How should I use this medicine?
Take this medicine by mouth. Follow the directions on the prescription label. Shake well before using. Use a specially marked spoon or dropper to measure each dose. Ask your pharmacist if you do not have one. Household spoons are not accurate. You can take it with or without food. However, you should always take it the same way each time. Take your medicine at regular intervals. Do not take it more often than directed. Do not stop taking except on your doctor's advice.
Talk to your pediatrician regarding the use of this medicine in children. Special care may be needed.
What side effects may I notice from receiving this medicine?
Side effects that you should report to your doctor or health care professional as soon as possible:
allergic reactions like skin rash, itching or hives, swelling of the face, lips, or tongue
signs and symptoms of high blood sugar such as dizziness; dry mouth; dry skin; fruity breath; nausea; stomach pain; increased hunger or thirst; increased urination
signs and symptoms of increased potassium like muscle weakness; chest pain; or fast, irregular heartbeat
signs and symptoms of kidney injury like trouble passing urine or change in the amount of urine
signs and symptoms of low blood pressure like dizziness; feeling faint or lightheaded, falls; unusually weak or tired
signs and symptoms of low calcium like fast heartbeat; muscle cramps or muscle pain; pain, tingling, numbness in the hands or feet; seizures

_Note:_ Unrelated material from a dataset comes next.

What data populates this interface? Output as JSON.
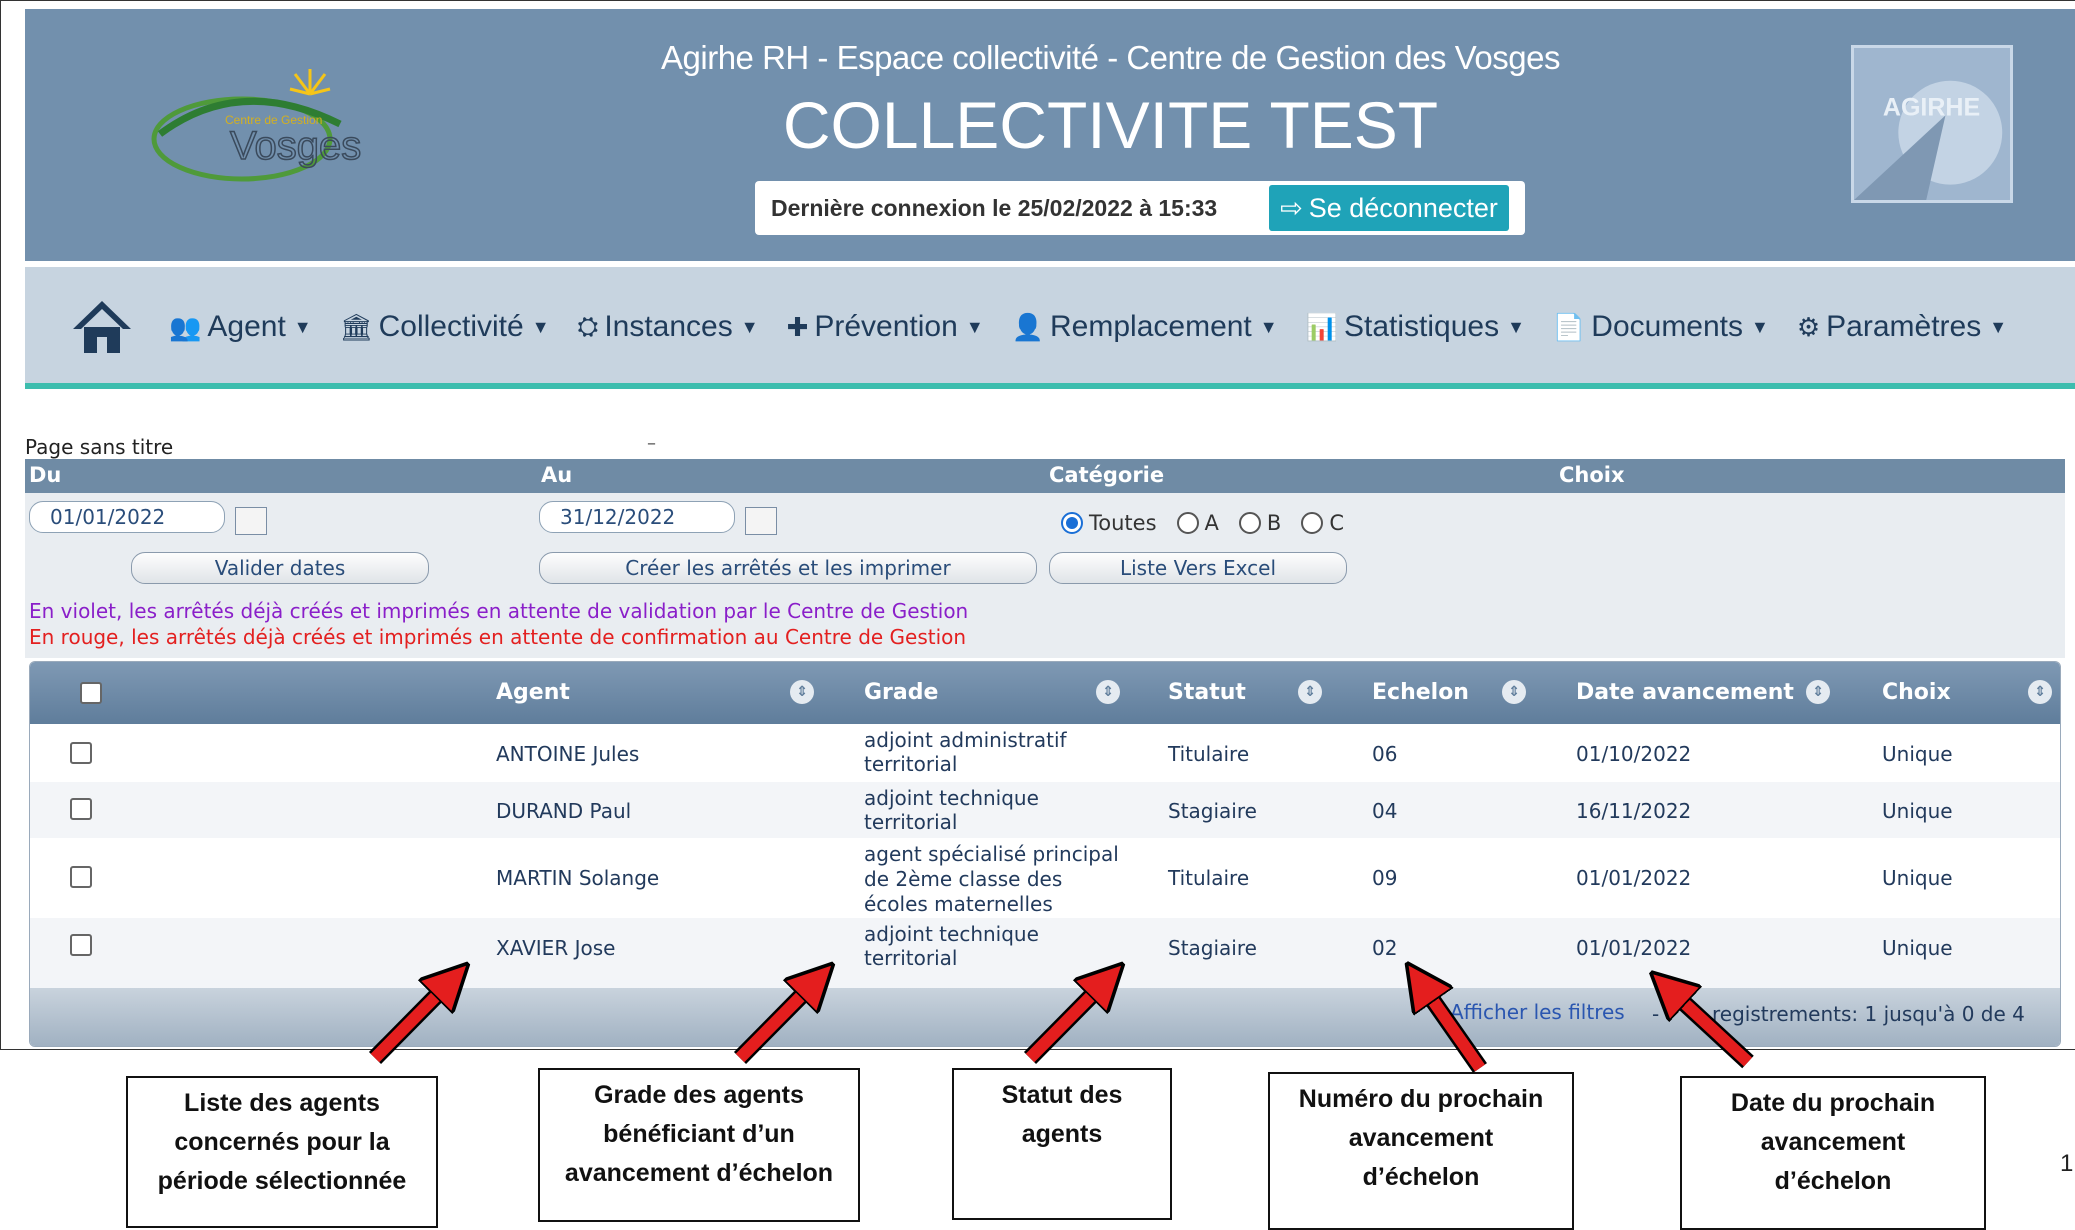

signs and symptoms of low magnesium like muscle cramps, pain, or weakness; tremors; seizures; or fast, irregular heartbeat

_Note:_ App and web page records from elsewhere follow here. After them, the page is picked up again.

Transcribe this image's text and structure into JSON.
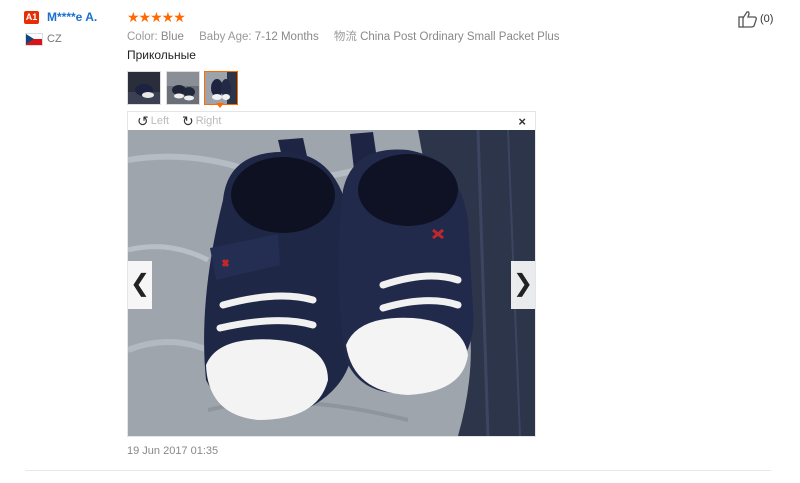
{
  "reviewer": {
    "level": "A1",
    "name": "M****e A.",
    "country": "CZ",
    "flag_icon": "czech-flag-icon"
  },
  "rating": {
    "stars": 5,
    "display": "★★★★★"
  },
  "attributes": [
    {
      "key": "Color:",
      "value": "Blue"
    },
    {
      "key": "Baby Age:",
      "value": "7-12 Months"
    },
    {
      "key": "物流",
      "value": "China Post Ordinary Small Packet Plus"
    }
  ],
  "review": {
    "text": "Прикольные"
  },
  "viewer": {
    "rotate_left": "Left",
    "rotate_right": "Right",
    "close": "×",
    "prev": "❮",
    "next": "❯"
  },
  "date": "19 Jun 2017 01:35",
  "likes": {
    "count_label": "(0)"
  },
  "colors": {
    "accent": "#ff6a00",
    "link": "#1a6fcf",
    "badge": "#e62e04"
  }
}
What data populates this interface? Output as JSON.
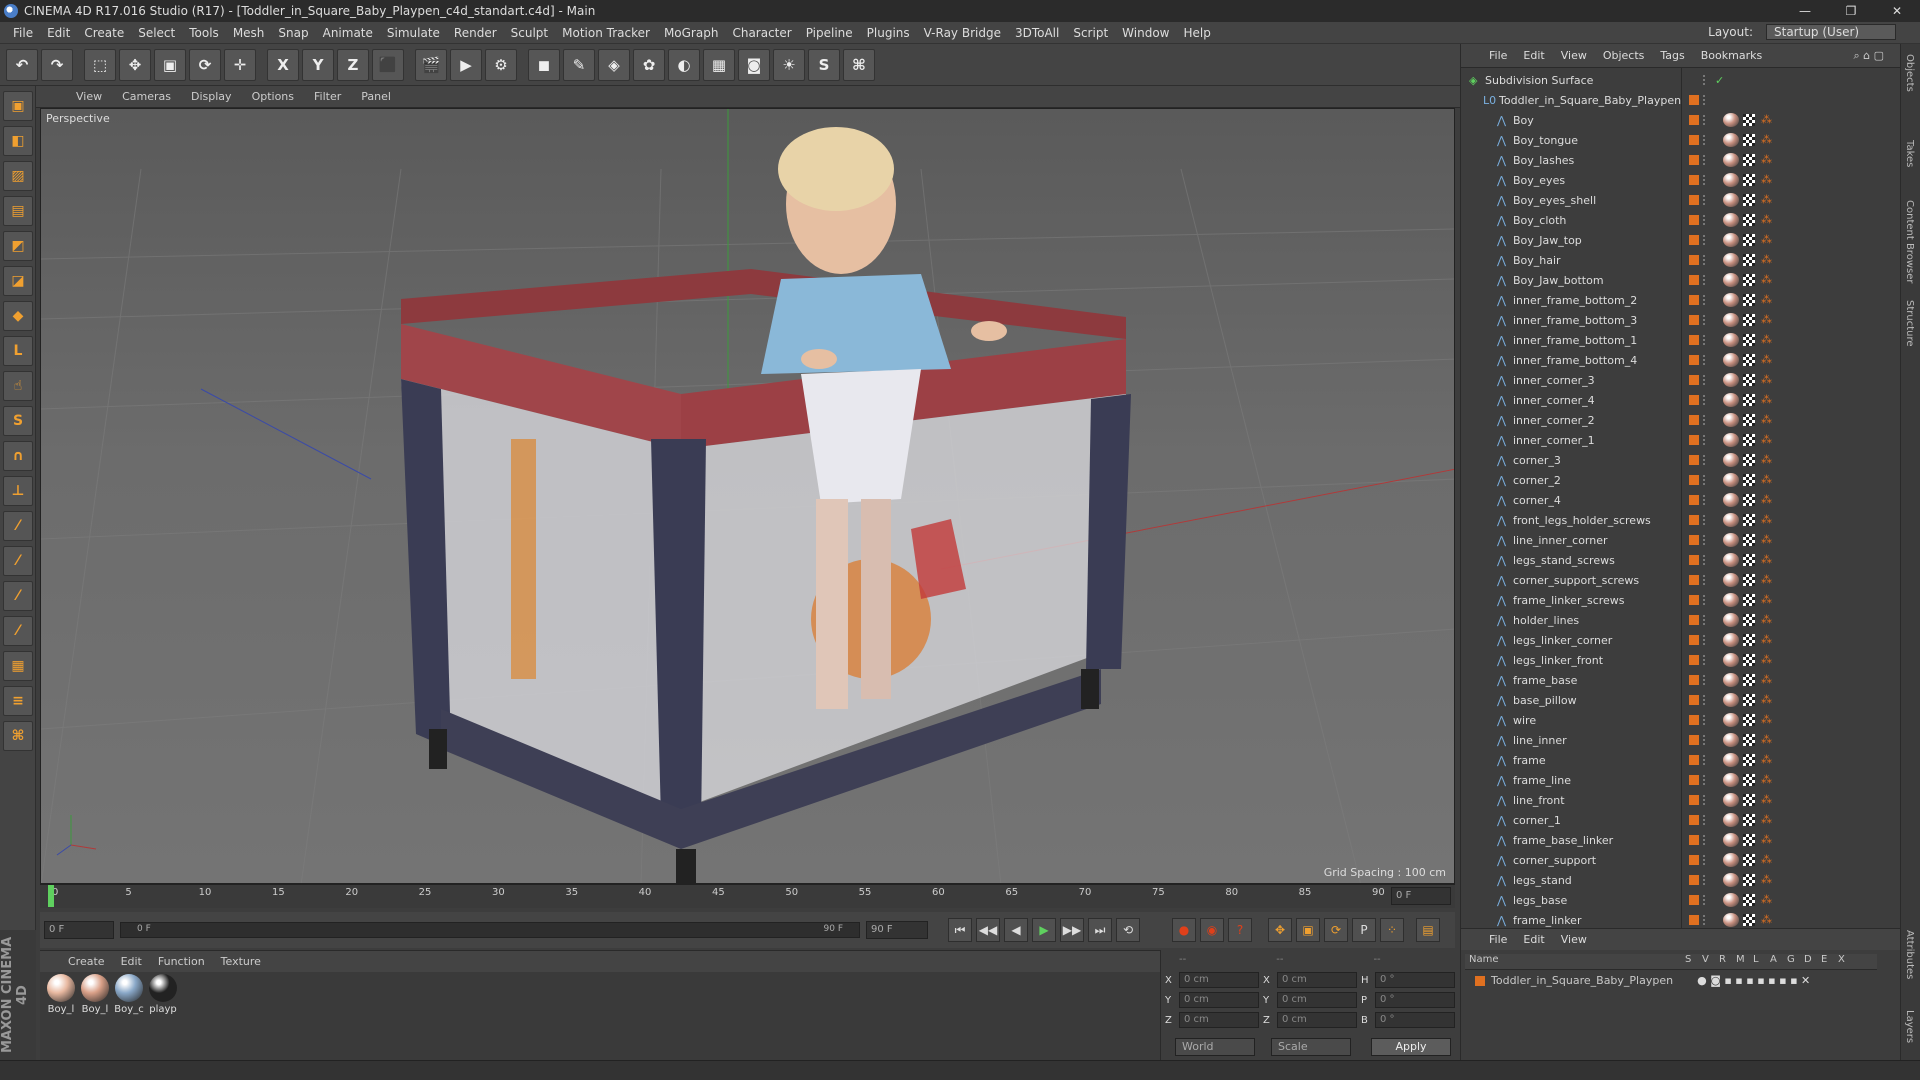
{
  "window": {
    "title": "CINEMA 4D R17.016 Studio (R17) - [Toddler_in_Square_Baby_Playpen_c4d_standart.c4d] - Main",
    "controls": [
      "—",
      "❐",
      "✕"
    ]
  },
  "menubar": {
    "items": [
      "File",
      "Edit",
      "Create",
      "Select",
      "Tools",
      "Mesh",
      "Snap",
      "Animate",
      "Simulate",
      "Render",
      "Sculpt",
      "Motion Tracker",
      "MoGraph",
      "Character",
      "Pipeline",
      "Plugins",
      "V-Ray Bridge",
      "3DToAll",
      "Script",
      "Window",
      "Help"
    ],
    "layout_label": "Layout:",
    "layout_value": "Startup (User)"
  },
  "toolbar": {
    "buttons": [
      {
        "name": "undo-icon",
        "glyph": "↶"
      },
      {
        "name": "redo-icon",
        "glyph": "↷"
      },
      {
        "name": "live-selection-icon",
        "glyph": "⬚"
      },
      {
        "name": "move-icon",
        "glyph": "✥"
      },
      {
        "name": "scale-icon",
        "glyph": "▣"
      },
      {
        "name": "rotate-icon",
        "glyph": "⟳"
      },
      {
        "name": "transform-icon",
        "glyph": "✛"
      },
      {
        "name": "x-axis-icon",
        "glyph": "X"
      },
      {
        "name": "y-axis-icon",
        "glyph": "Y"
      },
      {
        "name": "z-axis-icon",
        "glyph": "Z"
      },
      {
        "name": "coordinate-system-icon",
        "glyph": "⬛"
      },
      {
        "name": "render-view-icon",
        "glyph": "🎬"
      },
      {
        "name": "render-picture-viewer-icon",
        "glyph": "▶"
      },
      {
        "name": "edit-render-settings-icon",
        "glyph": "⚙"
      },
      {
        "name": "cube-icon",
        "glyph": "◼"
      },
      {
        "name": "pen-spline-icon",
        "glyph": "✎"
      },
      {
        "name": "subdivision-icon",
        "glyph": "◈"
      },
      {
        "name": "array-icon",
        "glyph": "✿"
      },
      {
        "name": "deformer-icon",
        "glyph": "◐"
      },
      {
        "name": "floor-icon",
        "glyph": "▦"
      },
      {
        "name": "camera-icon",
        "glyph": "◙"
      },
      {
        "name": "light-icon",
        "glyph": "☀"
      },
      {
        "name": "vray-icon",
        "glyph": "S"
      },
      {
        "name": "python-icon",
        "glyph": "⌘"
      }
    ]
  },
  "lefttools": [
    {
      "name": "make-editable-icon",
      "glyph": "▣"
    },
    {
      "name": "model-mode-icon",
      "glyph": "◧"
    },
    {
      "name": "texture-mode-icon",
      "glyph": "▨"
    },
    {
      "name": "workplane-icon",
      "glyph": "▤"
    },
    {
      "name": "points-mode-icon",
      "glyph": "◩"
    },
    {
      "name": "edges-mode-icon",
      "glyph": "◪"
    },
    {
      "name": "polygons-mode-icon",
      "glyph": "◆"
    },
    {
      "name": "axis-mode-icon",
      "glyph": "L"
    },
    {
      "name": "tweak-icon",
      "glyph": "☝"
    },
    {
      "name": "snap-icon",
      "glyph": "S"
    },
    {
      "name": "magnet-icon",
      "glyph": "∩"
    },
    {
      "name": "joint-icon",
      "glyph": "⊥"
    },
    {
      "name": "brush-icon",
      "glyph": "⁄"
    },
    {
      "name": "sculpt-icon",
      "glyph": "⁄"
    },
    {
      "name": "paint-icon",
      "glyph": "⁄"
    },
    {
      "name": "hair-icon",
      "glyph": "⁄"
    },
    {
      "name": "grid-lock-icon",
      "glyph": "▦"
    },
    {
      "name": "stack-icon",
      "glyph": "≡"
    },
    {
      "name": "python-script-icon",
      "glyph": "⌘"
    }
  ],
  "viewport": {
    "menu": [
      "View",
      "Cameras",
      "Display",
      "Options",
      "Filter",
      "Panel"
    ],
    "label": "Perspective",
    "grid_spacing": "Grid Spacing : 100 cm"
  },
  "timeline": {
    "ticks": [
      "0",
      "5",
      "10",
      "15",
      "20",
      "25",
      "30",
      "35",
      "40",
      "45",
      "50",
      "55",
      "60",
      "65",
      "70",
      "75",
      "80",
      "85",
      "90"
    ],
    "current_frame_right": "0 F"
  },
  "playbar": {
    "start": "0 F",
    "range_start": "0 F",
    "range_end": "90 F",
    "end": "90 F",
    "buttons": [
      "⏮",
      "◀◀",
      "◀",
      "▶",
      "▶▶",
      "⏭",
      "⟲"
    ]
  },
  "materials": {
    "menu": [
      "Create",
      "Edit",
      "Function",
      "Texture"
    ],
    "items": [
      {
        "label": "Boy_l",
        "color": "#e8b8a0"
      },
      {
        "label": "Boy_l",
        "color": "#d9a088"
      },
      {
        "label": "Boy_c",
        "color": "#8aa8c8"
      },
      {
        "label": "playp",
        "color": "#222222"
      }
    ]
  },
  "coords": {
    "header_dashes": [
      "--",
      "--",
      "--"
    ],
    "rows": [
      {
        "a": "X",
        "av": "0 cm",
        "b": "X",
        "bv": "0 cm",
        "c": "H",
        "cv": "0 °"
      },
      {
        "a": "Y",
        "av": "0 cm",
        "b": "Y",
        "bv": "0 cm",
        "c": "P",
        "cv": "0 °"
      },
      {
        "a": "Z",
        "av": "0 cm",
        "b": "Z",
        "bv": "0 cm",
        "c": "B",
        "cv": "0 °"
      }
    ],
    "world": "World",
    "scale": "Scale",
    "apply": "Apply"
  },
  "objects": {
    "menu": [
      "File",
      "Edit",
      "View",
      "Objects",
      "Tags",
      "Bookmarks"
    ],
    "root": "Subdivision Surface",
    "group": "Toddler_in_Square_Baby_Playpen",
    "items": [
      "Boy",
      "Boy_tongue",
      "Boy_lashes",
      "Boy_eyes",
      "Boy_eyes_shell",
      "Boy_cloth",
      "Boy_Jaw_top",
      "Boy_hair",
      "Boy_Jaw_bottom",
      "inner_frame_bottom_2",
      "inner_frame_bottom_3",
      "inner_frame_bottom_1",
      "inner_frame_bottom_4",
      "inner_corner_3",
      "inner_corner_4",
      "inner_corner_2",
      "inner_corner_1",
      "corner_3",
      "corner_2",
      "corner_4",
      "front_legs_holder_screws",
      "line_inner_corner",
      "legs_stand_screws",
      "corner_support_screws",
      "frame_linker_screws",
      "holder_lines",
      "legs_linker_corner",
      "legs_linker_front",
      "frame_base",
      "base_pillow",
      "wire",
      "line_inner",
      "frame",
      "frame_line",
      "line_front",
      "corner_1",
      "frame_base_linker",
      "corner_support",
      "legs_stand",
      "legs_base",
      "frame_linker"
    ]
  },
  "layers": {
    "menu": [
      "File",
      "Edit",
      "View"
    ],
    "columns": [
      "Name",
      "S",
      "V",
      "R",
      "M",
      "L",
      "A",
      "G",
      "D",
      "E",
      "X"
    ],
    "row": "Toddler_in_Square_Baby_Playpen"
  },
  "sidetabs": [
    "Objects",
    "Takes",
    "Content Browser",
    "Structure",
    "Attributes",
    "Layers"
  ],
  "branding": "MAXON CINEMA 4D"
}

symptoms of gout
Side effects that usually do not require medical attention (report these to your doctor or health care professional if they continue or are bothersome):
breast enlargement in both males and females

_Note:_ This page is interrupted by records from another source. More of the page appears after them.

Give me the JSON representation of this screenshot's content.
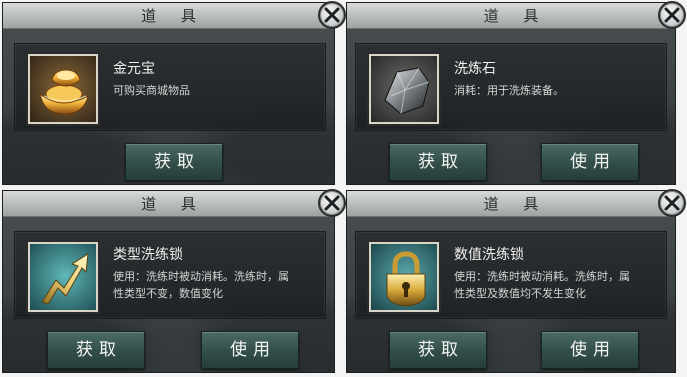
{
  "panels": [
    {
      "title": "道 具",
      "item": {
        "name": "金元宝",
        "desc": "可购买商城物品",
        "icon": "gold-ingot-icon"
      },
      "buttons": [
        "获取"
      ]
    },
    {
      "title": "道 具",
      "item": {
        "name": "洗炼石",
        "desc": "消耗：用于洗炼装备。",
        "icon": "refining-stone-icon"
      },
      "buttons": [
        "获取",
        "使用"
      ]
    },
    {
      "title": "道 具",
      "item": {
        "name": "类型洗练锁",
        "desc_line1": "使用：洗练时被动消耗。洗练时，属",
        "desc_line2": "性类型不变，数值变化",
        "icon": "type-lock-arrow-icon"
      },
      "buttons": [
        "获取",
        "使用"
      ]
    },
    {
      "title": "道 具",
      "item": {
        "name": "数值洗练锁",
        "desc_line1": "使用：洗练时被动消耗。洗练时，属",
        "desc_line2": "性类型及数值均不发生变化",
        "icon": "padlock-icon"
      },
      "buttons": [
        "获取",
        "使用"
      ]
    }
  ],
  "colors": {
    "title_bar": "#b7bbb9",
    "panel_bg": "#3c4144",
    "button": "#34504c",
    "text": "#f0f0ee"
  }
}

missed menstrual periods
What may interact with this medicine?
Do not take this medication with any of the following medications:
This medication may also interact with the following medications:
certain medicines for blood pressure or heart disease like benazepril, lisinopril, losartan, valsartan
certain medicines that treat or prevent blood clots like heparin and enoxaparin
medicines that relax muscles for surgery
NSAIDs, medicines for pain and inflammation, like ibuprofen or naproxen
steroid medicines like prednisone or cortisone
What if I miss a dose?
If you miss a dose, take it as soon as you can. If it is almost time for your next dose, take only that dose. Do not take double or extra doses.
Where should I keep my medicine?
Keep out of the reach of children.
Store at room temperature between 15 and 30 degrees C (59 and 86 degrees F). Throw away any unused medicine after the expiration date.
What should I tell my health care provider before I take this medicine?
They need to know if you have any of these conditions:
high levels of potassium in the blood
an unusual or allergic reaction to spironolactone, other medicines, foods, dyes, or preservatives
pregnant or trying to get pregnant
What should I watch for while using this medicine?
Visit your doctor or health care professional for regular checks on your progress. Check your blood pressure as directed. Ask your doctor or health care professional what your blood pressure should be and when you should contact him or her.
Do not treat yourself for coughs, colds, or pain while you are using this medicine without asking your doctor or health care professional for advice. Some ingredients may increase your blood pressure.
You may get dizzy. Do not drive, use machinery, or do anything that needs mental alertness until you know how this medicine affects you. Do not stand or sit up quickly, especially if you are an older patient. This reduces the risk of dizzy or fainting spells. Avoid alcoholic drinks; they can make you more dizzy.
May 09, 2018